# [Work to complete]
Write out the records below once more, exactly and completely.

# [Extracted records]
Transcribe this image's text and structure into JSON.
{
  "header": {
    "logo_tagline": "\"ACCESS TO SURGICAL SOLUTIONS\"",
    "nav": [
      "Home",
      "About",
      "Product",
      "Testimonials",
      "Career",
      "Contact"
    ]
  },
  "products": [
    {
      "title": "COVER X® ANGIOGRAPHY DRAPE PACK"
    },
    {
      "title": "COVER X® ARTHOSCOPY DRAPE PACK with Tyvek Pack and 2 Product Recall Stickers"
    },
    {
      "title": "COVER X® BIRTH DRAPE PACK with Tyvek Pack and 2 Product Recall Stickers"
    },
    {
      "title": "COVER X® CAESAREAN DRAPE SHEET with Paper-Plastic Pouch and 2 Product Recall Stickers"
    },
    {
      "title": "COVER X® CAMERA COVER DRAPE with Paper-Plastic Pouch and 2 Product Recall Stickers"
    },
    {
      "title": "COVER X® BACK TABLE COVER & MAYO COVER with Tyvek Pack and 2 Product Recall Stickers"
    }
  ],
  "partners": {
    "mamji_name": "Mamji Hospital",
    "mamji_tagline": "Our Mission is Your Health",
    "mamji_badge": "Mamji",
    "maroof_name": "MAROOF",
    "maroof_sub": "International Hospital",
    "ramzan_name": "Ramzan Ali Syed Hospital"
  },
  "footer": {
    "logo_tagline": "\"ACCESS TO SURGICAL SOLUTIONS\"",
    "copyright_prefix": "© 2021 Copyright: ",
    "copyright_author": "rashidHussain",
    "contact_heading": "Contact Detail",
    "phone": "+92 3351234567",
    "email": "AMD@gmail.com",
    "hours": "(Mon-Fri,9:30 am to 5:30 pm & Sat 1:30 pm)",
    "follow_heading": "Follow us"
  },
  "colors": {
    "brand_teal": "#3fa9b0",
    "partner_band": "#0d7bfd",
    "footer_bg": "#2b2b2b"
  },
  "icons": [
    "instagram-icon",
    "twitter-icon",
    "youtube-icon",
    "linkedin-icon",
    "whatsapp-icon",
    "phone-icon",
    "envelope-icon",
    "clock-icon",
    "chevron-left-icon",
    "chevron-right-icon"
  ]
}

# [Finished exercise]
Transcribe this image's text and structure into JSON.
{
  "header": {
    "logo_tagline": "\"ACCESS TO SURGICAL SOLUTIONS\"",
    "nav": [
      "Home",
      "About",
      "Product",
      "Testimonials",
      "Career",
      "Contact"
    ]
  },
  "products": [
    {
      "title": "COVER X® ANGIOGRAPHY DRAPE PACK"
    },
    {
      "title": "COVER X® ARTHOSCOPY DRAPE PACK with Tyvek Pack and 2 Product Recall Stickers"
    },
    {
      "title": "COVER X® BIRTH DRAPE PACK with Tyvek Pack and 2 Product Recall Stickers"
    },
    {
      "title": "COVER X® CAESAREAN DRAPE SHEET with Paper-Plastic Pouch and 2 Product Recall Stickers"
    },
    {
      "title": "COVER X® CAMERA COVER DRAPE with Paper-Plastic Pouch and 2 Product Recall Stickers"
    },
    {
      "title": "COVER X® BACK TABLE COVER & MAYO COVER with Tyvek Pack and 2 Product Recall Stickers"
    }
  ],
  "partners": {
    "mamji_name": "Mamji Hospital",
    "mamji_tagline": "Our Mission is Your Health",
    "mamji_badge": "Mamji",
    "maroof_name": "MAROOF",
    "maroof_sub": "International Hospital",
    "ramzan_name": "Ramzan Ali Syed Hospital"
  },
  "footer": {
    "logo_tagline": "\"ACCESS TO SURGICAL SOLUTIONS\"",
    "copyright_prefix": "© 2021 Copyright: ",
    "copyright_author": "rashidHussain",
    "contact_heading": "Contact Detail",
    "phone": "+92 3351234567",
    "email": "AMD@gmail.com",
    "hours": "(Mon-Fri,9:30 am to 5:30 pm & Sat 1:30 pm)",
    "follow_heading": "Follow us"
  },
  "colors": {
    "brand_teal": "#3fa9b0",
    "partner_band": "#0d7bfd",
    "footer_bg": "#2b2b2b"
  },
  "icons": [
    "instagram-icon",
    "twitter-icon",
    "youtube-icon",
    "linkedin-icon",
    "whatsapp-icon",
    "phone-icon",
    "envelope-icon",
    "clock-icon",
    "chevron-left-icon",
    "chevron-right-icon"
  ]
}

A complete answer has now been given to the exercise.